Extracted records:
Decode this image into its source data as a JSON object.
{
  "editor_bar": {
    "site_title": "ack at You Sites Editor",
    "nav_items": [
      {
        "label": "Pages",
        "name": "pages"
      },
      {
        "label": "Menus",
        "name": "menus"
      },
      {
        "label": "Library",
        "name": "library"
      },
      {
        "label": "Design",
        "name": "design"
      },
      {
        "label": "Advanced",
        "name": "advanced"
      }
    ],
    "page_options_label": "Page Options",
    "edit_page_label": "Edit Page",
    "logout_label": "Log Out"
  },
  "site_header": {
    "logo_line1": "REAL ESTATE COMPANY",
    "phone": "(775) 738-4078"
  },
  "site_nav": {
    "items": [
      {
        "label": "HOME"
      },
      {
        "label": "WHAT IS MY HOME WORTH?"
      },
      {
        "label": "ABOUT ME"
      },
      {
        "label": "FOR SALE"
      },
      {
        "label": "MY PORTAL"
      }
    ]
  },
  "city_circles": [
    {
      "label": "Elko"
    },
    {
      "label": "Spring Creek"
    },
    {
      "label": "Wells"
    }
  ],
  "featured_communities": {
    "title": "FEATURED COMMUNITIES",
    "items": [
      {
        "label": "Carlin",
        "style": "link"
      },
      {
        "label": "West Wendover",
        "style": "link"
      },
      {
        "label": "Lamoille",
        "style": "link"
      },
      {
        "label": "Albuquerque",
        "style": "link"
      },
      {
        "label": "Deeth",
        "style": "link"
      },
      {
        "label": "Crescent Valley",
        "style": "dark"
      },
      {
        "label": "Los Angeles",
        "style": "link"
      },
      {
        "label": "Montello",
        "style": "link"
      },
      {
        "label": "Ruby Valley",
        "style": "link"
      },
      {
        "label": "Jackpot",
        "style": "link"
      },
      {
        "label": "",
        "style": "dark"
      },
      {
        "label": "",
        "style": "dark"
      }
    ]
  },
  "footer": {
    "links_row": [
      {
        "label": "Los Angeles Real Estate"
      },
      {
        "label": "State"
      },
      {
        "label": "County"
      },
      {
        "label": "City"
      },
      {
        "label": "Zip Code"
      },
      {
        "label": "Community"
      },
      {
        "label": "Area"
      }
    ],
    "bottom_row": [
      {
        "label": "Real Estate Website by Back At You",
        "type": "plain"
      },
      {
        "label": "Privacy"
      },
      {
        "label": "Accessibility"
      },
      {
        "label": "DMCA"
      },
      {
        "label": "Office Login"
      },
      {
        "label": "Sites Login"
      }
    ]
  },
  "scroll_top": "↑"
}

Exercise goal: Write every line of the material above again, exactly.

Exercise solution:
Decode this image into its source data as a JSON object.
{
  "editor_bar": {
    "site_title": "ack at You Sites Editor",
    "nav_items": [
      {
        "label": "Pages",
        "name": "pages"
      },
      {
        "label": "Menus",
        "name": "menus"
      },
      {
        "label": "Library",
        "name": "library"
      },
      {
        "label": "Design",
        "name": "design"
      },
      {
        "label": "Advanced",
        "name": "advanced"
      }
    ],
    "page_options_label": "Page Options",
    "edit_page_label": "Edit Page",
    "logout_label": "Log Out"
  },
  "site_header": {
    "logo_line1": "REAL ESTATE COMPANY",
    "phone": "(775) 738-4078"
  },
  "site_nav": {
    "items": [
      {
        "label": "HOME"
      },
      {
        "label": "WHAT IS MY HOME WORTH?"
      },
      {
        "label": "ABOUT ME"
      },
      {
        "label": "FOR SALE"
      },
      {
        "label": "MY PORTAL"
      }
    ]
  },
  "city_circles": [
    {
      "label": "Elko"
    },
    {
      "label": "Spring Creek"
    },
    {
      "label": "Wells"
    }
  ],
  "featured_communities": {
    "title": "FEATURED COMMUNITIES",
    "items": [
      {
        "label": "Carlin",
        "style": "link"
      },
      {
        "label": "West Wendover",
        "style": "link"
      },
      {
        "label": "Lamoille",
        "style": "link"
      },
      {
        "label": "Albuquerque",
        "style": "link"
      },
      {
        "label": "Deeth",
        "style": "link"
      },
      {
        "label": "Crescent Valley",
        "style": "dark"
      },
      {
        "label": "Los Angeles",
        "style": "link"
      },
      {
        "label": "Montello",
        "style": "link"
      },
      {
        "label": "Ruby Valley",
        "style": "link"
      },
      {
        "label": "Jackpot",
        "style": "link"
      },
      {
        "label": "",
        "style": "dark"
      },
      {
        "label": "",
        "style": "dark"
      }
    ]
  },
  "footer": {
    "links_row": [
      {
        "label": "Los Angeles Real Estate"
      },
      {
        "label": "State"
      },
      {
        "label": "County"
      },
      {
        "label": "City"
      },
      {
        "label": "Zip Code"
      },
      {
        "label": "Community"
      },
      {
        "label": "Area"
      }
    ],
    "bottom_row": [
      {
        "label": "Real Estate Website by Back At You",
        "type": "plain"
      },
      {
        "label": "Privacy"
      },
      {
        "label": "Accessibility"
      },
      {
        "label": "DMCA"
      },
      {
        "label": "Office Login"
      },
      {
        "label": "Sites Login"
      }
    ]
  },
  "scroll_top": "↑"
}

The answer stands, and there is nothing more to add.